==== Exercise materials ====
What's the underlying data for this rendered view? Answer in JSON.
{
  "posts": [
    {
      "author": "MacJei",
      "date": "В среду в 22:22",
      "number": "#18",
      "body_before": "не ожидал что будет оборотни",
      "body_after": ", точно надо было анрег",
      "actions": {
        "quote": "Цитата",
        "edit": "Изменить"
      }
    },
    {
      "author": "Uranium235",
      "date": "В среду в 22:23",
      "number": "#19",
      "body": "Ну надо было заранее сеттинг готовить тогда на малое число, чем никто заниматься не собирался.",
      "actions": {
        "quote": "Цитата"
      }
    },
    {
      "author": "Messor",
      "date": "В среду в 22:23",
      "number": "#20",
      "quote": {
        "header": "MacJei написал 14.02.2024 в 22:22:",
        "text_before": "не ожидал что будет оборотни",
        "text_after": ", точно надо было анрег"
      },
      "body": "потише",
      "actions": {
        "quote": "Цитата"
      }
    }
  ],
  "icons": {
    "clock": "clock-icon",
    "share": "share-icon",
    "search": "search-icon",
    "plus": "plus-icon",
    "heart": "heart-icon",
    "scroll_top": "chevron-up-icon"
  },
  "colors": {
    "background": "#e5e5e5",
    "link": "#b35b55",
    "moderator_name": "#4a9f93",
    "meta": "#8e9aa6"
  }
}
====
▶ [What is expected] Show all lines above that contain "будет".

▶ [Answer to this problem]
      "body_before": "не ожидал что будет оборотни",
        "text_before": "не ожидал что будет оборотни",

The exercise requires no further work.